"All that is necessary for the triumph of evil is that good men do nothing." - Edmund Burke (disputed)
There is a rare neurological disorder called The Capgras Delusion, whereby the patient thinks that their friends, family and close acquaintances have been replaced by impostors. My Capgrasian Delusion has come in the form of patrial distrust: has the noble United Kingdom been replaced by oil-hungry doppelgangers puppeteered by thick strings from across the pond? Who in this case is the liar - the West or Syria?
As the UK prepares to debate over martial interference in the Syrian crisis, many have fully realised the huge, perhaps final, effect this decision will have on our perception of the West and the Western agenda. Much of our generation was too young to to feel the reverberating consequences of Iraq, but Syria is now, it is today. We won't look at this as a mistake of our progenitors or as a mistake of the previous government; this possible invasion will define us and the years ahead. Before, we could wring our hands and tut or applaud - though mostly in ignorance - as we debated historic events. Now, it is all too real.
Consider the rather moving letter sent by the Syrian parliament to the House of Commons, beseeching the UK not to be "reckless". The situation is so blurred that it is difficult to see any truth, let alone agree on a course of action. An early, suspicious military strike will split the West into two bickering halves and will bring back the horrors the world had to sit through a decade ago.
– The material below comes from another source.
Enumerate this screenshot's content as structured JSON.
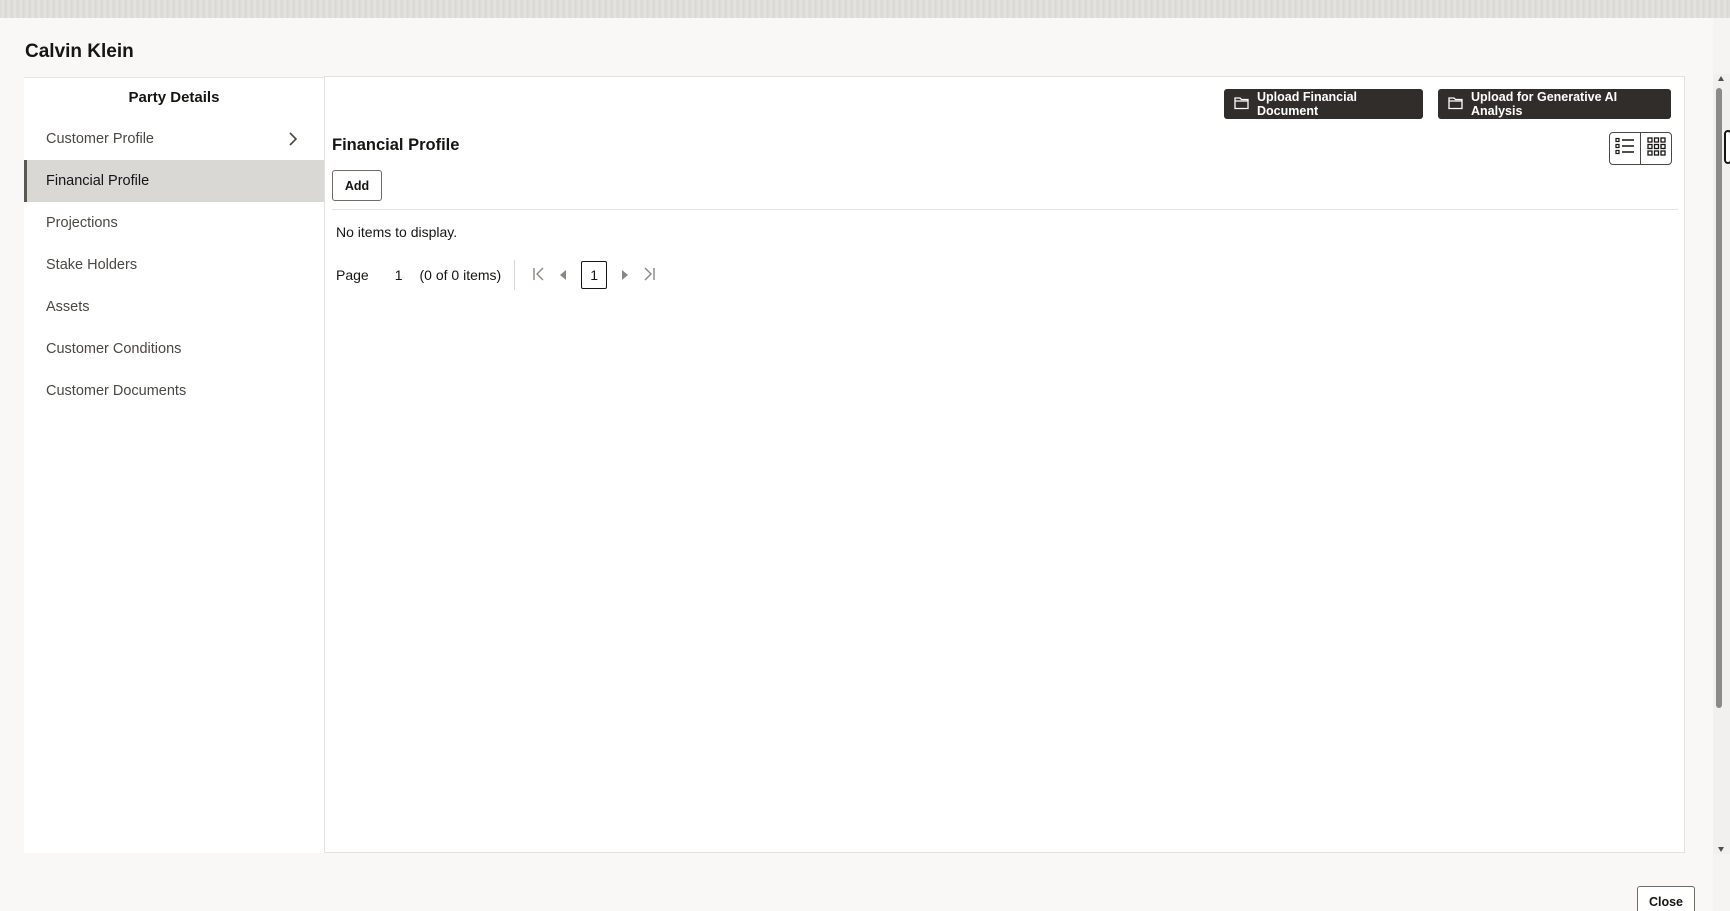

Of course, it is admittedly foolish to entirely compare this affair to Iraq: the situation is different in many respects, the world has changed much since 2003 and the mistakes have, hopefully, been learned from. But here is a short list of hazards the UK faces in this military endeavour:
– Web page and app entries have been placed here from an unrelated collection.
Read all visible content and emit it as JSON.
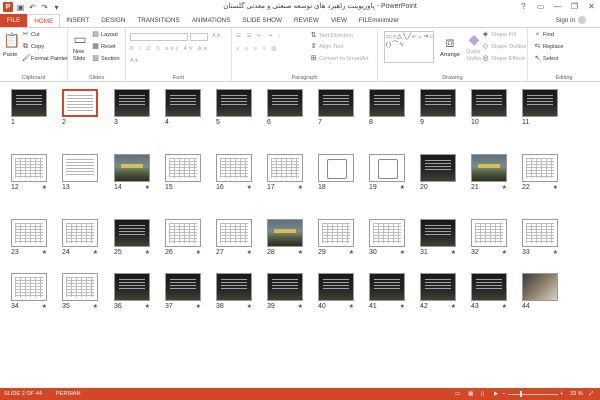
{
  "window": {
    "title": "پاورپوینت راهبرد های توسعه صنعتی و معدنی گلستان - PowerPoint",
    "app_logo": "P",
    "sign_in": "Sign in"
  },
  "tabs": [
    {
      "label": "FILE"
    },
    {
      "label": "HOME"
    },
    {
      "label": "INSERT"
    },
    {
      "label": "DESIGN"
    },
    {
      "label": "TRANSITIONS"
    },
    {
      "label": "ANIMATIONS"
    },
    {
      "label": "SLIDE SHOW"
    },
    {
      "label": "REVIEW"
    },
    {
      "label": "VIEW"
    },
    {
      "label": "FILEminimizer"
    }
  ],
  "ribbon": {
    "clipboard": {
      "label": "Clipboard",
      "paste": "Paste",
      "cut": "Cut",
      "copy": "Copy",
      "format_painter": "Format Painter"
    },
    "slides": {
      "label": "Slides",
      "new_slide": "New",
      "new_slide2": "Slide",
      "layout": "Layout",
      "reset": "Reset",
      "section": "Section"
    },
    "font": {
      "label": "Font"
    },
    "paragraph": {
      "label": "Paragraph",
      "text_direction": "Text Direction",
      "align_text": "Align Text",
      "convert_smartart": "Convert to SmartArt"
    },
    "drawing": {
      "label": "Drawing",
      "arrange": "Arrange",
      "quick_styles": "Quick",
      "quick_styles2": "Styles",
      "shape_fill": "Shape Fill",
      "shape_outline": "Shape Outline",
      "shape_effects": "Shape Effects"
    },
    "editing": {
      "label": "Editing",
      "find": "Find",
      "replace": "Replace",
      "select": "Select"
    }
  },
  "slides": [
    {
      "n": "1",
      "star": "",
      "style": "dark"
    },
    {
      "n": "2",
      "star": "",
      "style": "text",
      "selected": true
    },
    {
      "n": "3",
      "star": "",
      "style": "dark"
    },
    {
      "n": "4",
      "star": "",
      "style": "dark"
    },
    {
      "n": "5",
      "star": "",
      "style": "dark"
    },
    {
      "n": "6",
      "star": "",
      "style": "dark"
    },
    {
      "n": "7",
      "star": "",
      "style": "dark"
    },
    {
      "n": "8",
      "star": "",
      "style": "dark"
    },
    {
      "n": "9",
      "star": "",
      "style": "dark"
    },
    {
      "n": "10",
      "star": "",
      "style": "dark"
    },
    {
      "n": "11",
      "star": "",
      "style": "dark"
    },
    {
      "n": "12",
      "star": "★",
      "style": "table"
    },
    {
      "n": "13",
      "star": "",
      "style": "text"
    },
    {
      "n": "14",
      "star": "★",
      "style": "landscape"
    },
    {
      "n": "15",
      "star": "",
      "style": "table"
    },
    {
      "n": "16",
      "star": "★",
      "style": "table"
    },
    {
      "n": "17",
      "star": "★",
      "style": "table"
    },
    {
      "n": "18",
      "star": "",
      "style": "diagram"
    },
    {
      "n": "19",
      "star": "★",
      "style": "diagram"
    },
    {
      "n": "20",
      "star": "",
      "style": "dark"
    },
    {
      "n": "21",
      "star": "★",
      "style": "landscape"
    },
    {
      "n": "22",
      "star": "★",
      "style": "table"
    },
    {
      "n": "23",
      "star": "★",
      "style": "table"
    },
    {
      "n": "24",
      "star": "★",
      "style": "table"
    },
    {
      "n": "25",
      "star": "★",
      "style": "dark"
    },
    {
      "n": "26",
      "star": "★",
      "style": "table"
    },
    {
      "n": "27",
      "star": "★",
      "style": "table"
    },
    {
      "n": "28",
      "star": "★",
      "style": "landscape"
    },
    {
      "n": "29",
      "star": "★",
      "style": "table"
    },
    {
      "n": "30",
      "star": "★",
      "style": "table"
    },
    {
      "n": "31",
      "star": "★",
      "style": "dark"
    },
    {
      "n": "32",
      "star": "★",
      "style": "table"
    },
    {
      "n": "33",
      "star": "★",
      "style": "table"
    },
    {
      "n": "34",
      "star": "★",
      "style": "table"
    },
    {
      "n": "35",
      "star": "★",
      "style": "table"
    },
    {
      "n": "36",
      "star": "★",
      "style": "dark"
    },
    {
      "n": "37",
      "star": "★",
      "style": "dark"
    },
    {
      "n": "38",
      "star": "★",
      "style": "dark"
    },
    {
      "n": "39",
      "star": "★",
      "style": "dark"
    },
    {
      "n": "40",
      "star": "★",
      "style": "dark"
    },
    {
      "n": "41",
      "star": "★",
      "style": "dark"
    },
    {
      "n": "42",
      "star": "★",
      "style": "dark"
    },
    {
      "n": "43",
      "star": "★",
      "style": "dark"
    },
    {
      "n": "44",
      "star": "",
      "style": "photo"
    }
  ],
  "status": {
    "slide_info": "SLIDE 2 OF 44",
    "language": "PERSIAN",
    "zoom": "33 %",
    "zoom_minus": "−",
    "zoom_plus": "+"
  },
  "colors": {
    "accent": "#d24726"
  },
  "icons": [
    "powerpoint-logo-icon",
    "save-icon",
    "undo-icon",
    "redo-icon",
    "cut-icon",
    "copy-icon",
    "paste-icon",
    "format-painter-icon",
    "find-icon",
    "replace-icon",
    "select-icon",
    "help-icon",
    "minimize-icon",
    "restore-icon",
    "close-icon"
  ]
}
1. They will have to choose between a lesser of two evils - Assad's regime must indeed be condemned, but in wrenching away power from him they are effectively handing it over to rebel opposition, as there is no oraganised civilian movement, just guerillas.
2. There is no clear goal set by the government. Is it to defend civilians? To topple the regime?
3. Should Assad fall, this will most certainly result in a power vacuum.
4. The war has become far more sectarian, echoing the gruesome Sunni versus Shia annihilation war in Iraq.
5. No final hard proof of Assad's responsibility for the chemical attack.
6. No consensus from UN Security Council.
7. High costs and a possible match in martial prowess from the formidable air force of Syria (and possibly - though hopefully not - Russia), as ex-Chief of Defence Staff Sir David Richards has already pointed out.
Edmund Burke's words are a very romantic, idyllic version of world politics. At the moment the UK appears not to be the much needed good men - because for the men to be good one by default requires clarity of context and of goals - but reckless politicians playing at Cops and Robbers.
One can only hope that the Western course of action won't swiftly drag Syria through through the gates of Hell, leaving the US, UK and France to shrug apologetically and admit that 'mistakes were made'.